Running costs of a small steam engine

Kind of expense for 1 hors powerCosts in Mark
Amortization for purchase price for a low expansion machine without condensation, Installation costs including creation of a solid base and chimney of about 1,400 Mark; Interests and repair costs 12% per year; spread over 300 working days, 10 hours per working day 0,056
Costs for 4.5 kg of coal per hour0,09
Worker for heating and maintenance; 3 Mark for a 2 horse power machine per day (=10 hours)0,15
Lubrication, etc0,02
Total costs per hour0,316

Running costs of an atmospheric gas machine

Due to the overwhelming better efficiency the atmospheric gas engine of Otto-Langen has become so popular that the gas machines of Lenoir and Hugon have lost any economical significance.


Kind of costsCost in Mark
Purchase price of 1,500 Mark, 15% per year for amortization, interest and repair for one horse power and hour0,075
0.8 m3 illumination gas per horse power and hour, 0.175 Mark per m30,14
Total costs per horse power and hour0,255

The atmospheric gas engine of Otto-Langen may also be fueled by petroleum, in which case the running costs are lower by 0.02 Mark per horse power and hour.


As we can see, for small power needs, the atmospheric engine of Otto-Langen not only provides a 20% cost advantage, it is also smaller than a comparable steam engine with a boiler, it only consumes energy when it is switched on, it needs not the attention of a boiler man, it needs no preparation time to get the water boiling and it does not require any regulatory approval.



Running costs of a high power steam engine

Small steam engines are quite inefficient and were running at an efficiency rate of about 2%. In bigger, more powerful steam engines, the losses in the boiler and the cylinder were lower and thus were more efficient. Even the price of bigger engines decreased per horse power with their size.

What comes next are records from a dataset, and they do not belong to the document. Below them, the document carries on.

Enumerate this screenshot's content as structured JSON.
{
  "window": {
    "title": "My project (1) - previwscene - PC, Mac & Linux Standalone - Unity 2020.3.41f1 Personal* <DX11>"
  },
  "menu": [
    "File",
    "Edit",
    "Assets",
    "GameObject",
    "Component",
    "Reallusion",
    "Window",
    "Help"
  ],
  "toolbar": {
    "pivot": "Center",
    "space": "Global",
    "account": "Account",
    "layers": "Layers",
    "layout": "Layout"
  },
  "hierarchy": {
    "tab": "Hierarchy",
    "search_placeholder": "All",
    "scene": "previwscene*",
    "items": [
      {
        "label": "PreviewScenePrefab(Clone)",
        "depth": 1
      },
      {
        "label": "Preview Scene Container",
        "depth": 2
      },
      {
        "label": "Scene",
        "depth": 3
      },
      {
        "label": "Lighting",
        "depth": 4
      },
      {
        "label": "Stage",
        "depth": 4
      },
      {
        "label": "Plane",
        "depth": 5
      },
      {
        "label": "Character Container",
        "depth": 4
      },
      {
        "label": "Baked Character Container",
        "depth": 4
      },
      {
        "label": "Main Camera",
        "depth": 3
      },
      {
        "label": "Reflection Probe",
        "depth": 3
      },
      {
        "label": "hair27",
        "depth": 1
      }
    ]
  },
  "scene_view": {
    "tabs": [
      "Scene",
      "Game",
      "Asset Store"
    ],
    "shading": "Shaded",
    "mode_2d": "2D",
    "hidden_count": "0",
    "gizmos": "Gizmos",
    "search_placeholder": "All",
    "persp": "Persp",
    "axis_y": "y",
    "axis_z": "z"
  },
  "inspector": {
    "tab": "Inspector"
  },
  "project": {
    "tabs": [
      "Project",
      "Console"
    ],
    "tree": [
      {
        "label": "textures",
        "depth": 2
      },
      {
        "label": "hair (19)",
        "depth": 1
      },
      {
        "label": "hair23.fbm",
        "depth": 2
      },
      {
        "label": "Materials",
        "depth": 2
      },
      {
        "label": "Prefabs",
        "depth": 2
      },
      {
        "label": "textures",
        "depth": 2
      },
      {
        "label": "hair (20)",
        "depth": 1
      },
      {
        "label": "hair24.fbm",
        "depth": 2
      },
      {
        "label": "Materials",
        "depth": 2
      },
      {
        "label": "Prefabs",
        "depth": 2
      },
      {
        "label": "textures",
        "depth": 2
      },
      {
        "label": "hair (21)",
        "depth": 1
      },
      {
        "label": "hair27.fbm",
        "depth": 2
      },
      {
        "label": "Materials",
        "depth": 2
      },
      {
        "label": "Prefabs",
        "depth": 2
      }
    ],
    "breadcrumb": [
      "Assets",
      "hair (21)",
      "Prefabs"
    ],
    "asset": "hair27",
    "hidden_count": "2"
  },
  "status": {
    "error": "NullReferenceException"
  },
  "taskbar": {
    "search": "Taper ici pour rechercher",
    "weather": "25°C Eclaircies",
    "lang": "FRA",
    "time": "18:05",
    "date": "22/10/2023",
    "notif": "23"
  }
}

100 horse power engine with large expansion and condensation:


Running costs per horse power and hourCosts per hour in Mark
11% for amortization of a purchase price of 900 Mark per horse power, interest and repair, per horse power and hour0.033
1,5 kg coal per horse power and hour0.03
personnel costs for maintenance and heating 12 Mark per day for a 100 horse power steam engine0.012
Total costs per horse power and hour0.085

We can see that with using only 1.5kg coal instead of 4.5 kg coal per horse power and hour a big steam engine is three times more efficient than a small steam engine. Gas machines for that amount of power did not yet exist, the biggest Otto-Langen atmospheric gas engine provide 4 horse power break power.

Running costs of water engines

Dingler's polytechnisches Journal, Band 340, S. 394, year 1888

Water motors are driven by the pressure difference of the inflowing water and the outflowing water. Their purchase price is relatively cheap compared to steam engines or gas engines. They are small, not noisy and do not pollute the air, so they can be used at home, for example as a motor for a sewing machine.



Kind of costsCosts in Mark
10% for amortization of purchase price of 750 Mark, interest and repair,0,025
9 m3 operating water at a pressure of 4 atmospheres per horse power and hour, 0.10 Mark per m30,90
Maintenance and oil (lubricant)0,03
Total costs for 1 horsepower and hour0.955

9 m3 of water at a pressure of 4 atmospheres (= 400 kPa) per hour is equivalent to 1 m3/s * kN/m2 or 1 kNm/s = 1 kW = 1.36 horse power of power supplied for 1 horse power of work generated. This is equivalent to an efficiency of 73.5%.

Despite the high sufficiency the cost to supply water at this pressure is relatively high, as the work has to be done remotely by pumps, operated probably by steam engines.




Running cost of electrical motors

In 1888 electrical motors were not given a bright future as the cost for supplying an electrical motor with a zinc battery was at least 20 times higher than for a steam engine.

The costs for a horse would be 4.50 Mark for a 10 hour working day or 0.45 Mark per hour. To achieve the same power 8 men would be needed. A laborer has a daily rate of 2.50 Mark, which results in 8*2.50/10 =2 Mark per hour. In this respect the water engine is still cheaper.